    • Support for an effective Fishery Management Plan requires commitment and performance by responsible parties in collecting adequate quality and quantity of fishery dependent and independent data, rigorous and timely scientific analysis of those data, and a transparent system by which the relevant science, stakeholder and public inputs are considered in the process of preparing science-based improvements proposed as amendments to the management regime.
    • The Ecosystem Approach to Fisheries (EAF) is an objective of responsible fisheries as defined by the FAO Code of Conduct for Responsible Fisheries, moving away from a focus on single species management to an ecosystem-based approach.  This approach is widely accepted as an improvement in management objectives, perspective, capabilities and performance.
    • An Ecosystem Approach to Fisheries “strives to balance diverse societal objectives, by taking into account the knowledge and uncertainties about biotic, abiotic and human components of ecosystems and their interactions and applying an integrated approach to fisheries within ecologically meaningful boundaries.”  (FAO 2003)

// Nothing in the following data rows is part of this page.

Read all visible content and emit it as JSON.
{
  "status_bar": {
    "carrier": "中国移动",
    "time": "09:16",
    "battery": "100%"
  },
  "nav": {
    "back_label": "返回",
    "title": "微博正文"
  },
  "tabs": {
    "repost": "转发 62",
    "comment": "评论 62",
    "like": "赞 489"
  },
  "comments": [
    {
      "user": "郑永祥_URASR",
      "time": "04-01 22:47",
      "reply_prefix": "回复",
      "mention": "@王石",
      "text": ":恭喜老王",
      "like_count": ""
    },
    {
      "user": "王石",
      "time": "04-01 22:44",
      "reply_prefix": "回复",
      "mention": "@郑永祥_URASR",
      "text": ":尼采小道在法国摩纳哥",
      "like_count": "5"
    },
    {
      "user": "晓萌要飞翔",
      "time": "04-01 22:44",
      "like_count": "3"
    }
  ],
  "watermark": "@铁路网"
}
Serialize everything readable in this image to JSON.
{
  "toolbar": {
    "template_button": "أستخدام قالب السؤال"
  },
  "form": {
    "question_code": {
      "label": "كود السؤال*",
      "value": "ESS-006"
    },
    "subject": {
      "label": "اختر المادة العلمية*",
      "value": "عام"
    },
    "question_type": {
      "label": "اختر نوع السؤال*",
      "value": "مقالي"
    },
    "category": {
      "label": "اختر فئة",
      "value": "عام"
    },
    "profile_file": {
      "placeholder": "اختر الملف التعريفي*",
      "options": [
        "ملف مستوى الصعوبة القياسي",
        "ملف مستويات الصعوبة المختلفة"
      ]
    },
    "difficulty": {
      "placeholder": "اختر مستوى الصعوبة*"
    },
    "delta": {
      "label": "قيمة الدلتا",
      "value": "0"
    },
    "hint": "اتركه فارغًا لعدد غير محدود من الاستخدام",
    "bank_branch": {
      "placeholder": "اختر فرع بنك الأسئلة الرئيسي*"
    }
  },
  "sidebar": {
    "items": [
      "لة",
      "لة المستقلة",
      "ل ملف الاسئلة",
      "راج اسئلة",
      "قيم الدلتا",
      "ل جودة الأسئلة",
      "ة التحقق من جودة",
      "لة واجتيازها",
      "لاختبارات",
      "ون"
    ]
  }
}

    • Fishery Ecosystem Plans (FEP) are Fishery Management Plans that have adopted the Ecosystem Approach to Fisheries.
    • The Pacific Pelagic Fishery Ecosystem Plan (PFEP) was implemented in 2009, replacing the Pelagic FMP under actions taken by the Western Pacific Regional Fishery Management Council.
    • The Pelagic Fishery Ecosystem Plan (PFEP) presents in detail the adoption of the ecosystem approach to fisheries, the physical and biological environment, the pelagic fisheries, the management program, the process by which the fishery regulations are created and the Fishery Ecosystem Plan is modified through amendments, the essential habitat, and consistency with applicable international, federal, state and local laws.  The Pelagic Fishery Ecosystem Plan serves as a Work Plan document that chronicles the actions taken that incrementally improves the management and performance of the fishery and its governance over time.
    • A Fishery Improvement Process is a central function and objective of science-based adaptive management approach for fisheries under the Magnuson Stevens Fishery Conservation and Management Act (MSA).
  • The Fishery Improvement Process is demonstrated by the Work Plan of affirmative steps (chronology) taken to develop, implement and modify the Fishery Management Plan, creation of a Fishery Ecosystem Plan by adopting the Ecosystem Approach to Fisheries, and adaptive management actions taken to continually improve the management of the fishery for sustainability.


  • The fish species managed under the Pacific Pelagic Fishery Ecosystem Plan include the following species produced by the pelagic fisheries of Hawaii, American Samoa, Guam, and the Northern Mariana Islands.
Scientific Name English Common Name Scientific Name English Common Name
Coryphaena spp. Mahimahi Isurus oxyrinchus Shortfin Mako Shark
Acanthocybium solandri Wahoo Isurus paucus Longfin Mako Shark
Makaira mazaraMakaira indica Indo-Pacific Blue Marlin & Black Marlin Lamna ditropis Salmon Shark
Tetrapterus audax Striped Marlin Thunnus alalunga Albacore Tuna
T. angustirostris Shortbill Spearfish Thunnus obesus Bigeye Tuna
Xiphias gladius Swordfish Thunnus albacares Yellowfin Tuna
Istiophorus platypterus Sailfish Thunnus thynnus Northern Bluefin Tuna
Alopias pelagicus Pelagic Thresher Shark Katsuwonas pelamis Skipjack Tuna
Alopias superciliousus Bigeye Thresher Shark Euthynnus affinis Kawakawa
Alopias vulpinus Common Thresher Shark Lampris spp. Moonfish
Carcharhinus falciformis Silky Shark Family Gempylidae Oilfish family
Carcharhinus longimanus Oceanic Whitetip Shark Family Bramidae Pomfret
Prionace glauca Blue Shark Auxis spp.
Scomber spp.
Allothunus spp.
Other tuna relatives